“Before they were using only shoes bought from the ukay-ukay (used clothing stalls), so this is a big thing for the kids,” Regis said. “These will go a long way to their playing. They will be inspired to play.”
Some of the players will be playing in new pairs of boots for the first time in their lives.
“They’ve gone through so much and it’s wonderful that they have this program and have many people supporting them,” Romualdez said. “We will be able to help them develop their skills and experience things they would never have experienced otherwise.”
Bringing back the joys
Romualdez said she was impressed on seeing the team play in one of her visits to Tacloban a few months ago.
“I saw that they did not have proper equipment that’s why I asked the Inquirer Foundation if we could support them,” Romualdez said. “In terms of a sport you can see the joy it brings after what they had to go through. It’s nice that they have football and have this program to be able to help them.”

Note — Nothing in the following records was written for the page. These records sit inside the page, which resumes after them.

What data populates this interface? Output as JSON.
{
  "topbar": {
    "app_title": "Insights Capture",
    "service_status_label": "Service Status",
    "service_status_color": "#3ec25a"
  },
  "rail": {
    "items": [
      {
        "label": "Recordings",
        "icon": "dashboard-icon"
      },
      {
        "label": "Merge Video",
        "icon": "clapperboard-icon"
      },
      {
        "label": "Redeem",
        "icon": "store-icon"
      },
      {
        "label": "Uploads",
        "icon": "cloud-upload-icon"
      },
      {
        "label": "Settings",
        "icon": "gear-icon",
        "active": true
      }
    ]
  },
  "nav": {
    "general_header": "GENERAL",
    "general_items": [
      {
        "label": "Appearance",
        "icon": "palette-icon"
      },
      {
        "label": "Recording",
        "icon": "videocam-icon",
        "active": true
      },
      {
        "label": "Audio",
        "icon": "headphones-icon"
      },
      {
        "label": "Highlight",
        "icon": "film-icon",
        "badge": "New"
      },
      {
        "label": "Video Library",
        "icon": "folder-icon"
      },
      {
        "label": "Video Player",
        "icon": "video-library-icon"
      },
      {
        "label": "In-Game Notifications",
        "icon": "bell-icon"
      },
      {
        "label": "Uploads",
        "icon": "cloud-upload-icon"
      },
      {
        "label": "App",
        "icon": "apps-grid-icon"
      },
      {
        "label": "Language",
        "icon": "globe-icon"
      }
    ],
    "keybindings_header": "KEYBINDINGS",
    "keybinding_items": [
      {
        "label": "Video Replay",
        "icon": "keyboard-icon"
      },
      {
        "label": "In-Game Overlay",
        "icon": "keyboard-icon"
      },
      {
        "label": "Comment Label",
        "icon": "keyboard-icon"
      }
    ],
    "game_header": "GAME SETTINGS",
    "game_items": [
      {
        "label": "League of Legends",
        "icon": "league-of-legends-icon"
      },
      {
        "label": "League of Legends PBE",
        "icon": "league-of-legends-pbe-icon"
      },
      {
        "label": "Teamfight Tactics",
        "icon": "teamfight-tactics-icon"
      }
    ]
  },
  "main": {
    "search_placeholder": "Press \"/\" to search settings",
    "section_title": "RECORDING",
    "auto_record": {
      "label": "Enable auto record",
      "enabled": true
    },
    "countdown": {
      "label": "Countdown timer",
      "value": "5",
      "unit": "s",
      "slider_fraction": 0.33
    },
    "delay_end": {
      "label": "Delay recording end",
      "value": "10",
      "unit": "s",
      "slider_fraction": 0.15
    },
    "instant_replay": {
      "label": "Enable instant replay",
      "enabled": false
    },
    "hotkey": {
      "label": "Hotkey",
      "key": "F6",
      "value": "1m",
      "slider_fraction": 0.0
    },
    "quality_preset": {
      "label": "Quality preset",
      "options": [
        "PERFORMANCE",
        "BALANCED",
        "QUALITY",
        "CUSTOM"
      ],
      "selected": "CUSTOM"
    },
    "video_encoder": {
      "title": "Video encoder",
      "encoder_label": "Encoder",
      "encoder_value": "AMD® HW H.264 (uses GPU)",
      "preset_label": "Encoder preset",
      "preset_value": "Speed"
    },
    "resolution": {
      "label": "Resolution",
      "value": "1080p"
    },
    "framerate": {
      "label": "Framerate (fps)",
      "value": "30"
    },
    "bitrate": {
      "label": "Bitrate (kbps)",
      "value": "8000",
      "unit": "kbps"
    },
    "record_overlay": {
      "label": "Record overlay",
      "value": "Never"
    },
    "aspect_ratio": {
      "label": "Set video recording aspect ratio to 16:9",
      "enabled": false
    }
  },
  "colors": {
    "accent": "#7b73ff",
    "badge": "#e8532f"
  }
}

Romualdez added: “They’re very talented so it’s nice to give them an opportunity like other kids have.”
She said the team was actually the first sports team that the foundation had supported.
“I believe that sports can help someone through healing and enjoyment and through meeting other people,” she said. “Working as a team, you learn so much from sports and sports knows no background. It’s more of having the ability.”
A second life
Julius, now 13, said football had given him and his teammates “a second life.”
“That’s why we always give our best when we play,” he said.
Regis said the tragedy had strengthened his team’s resolve that would come in handy as they face challenges on and off the pitch.
“Football saved us. It’s the opportunity that counts for these players,” Regis said. “They have a second chance. What matters now is how they make the most out of it.”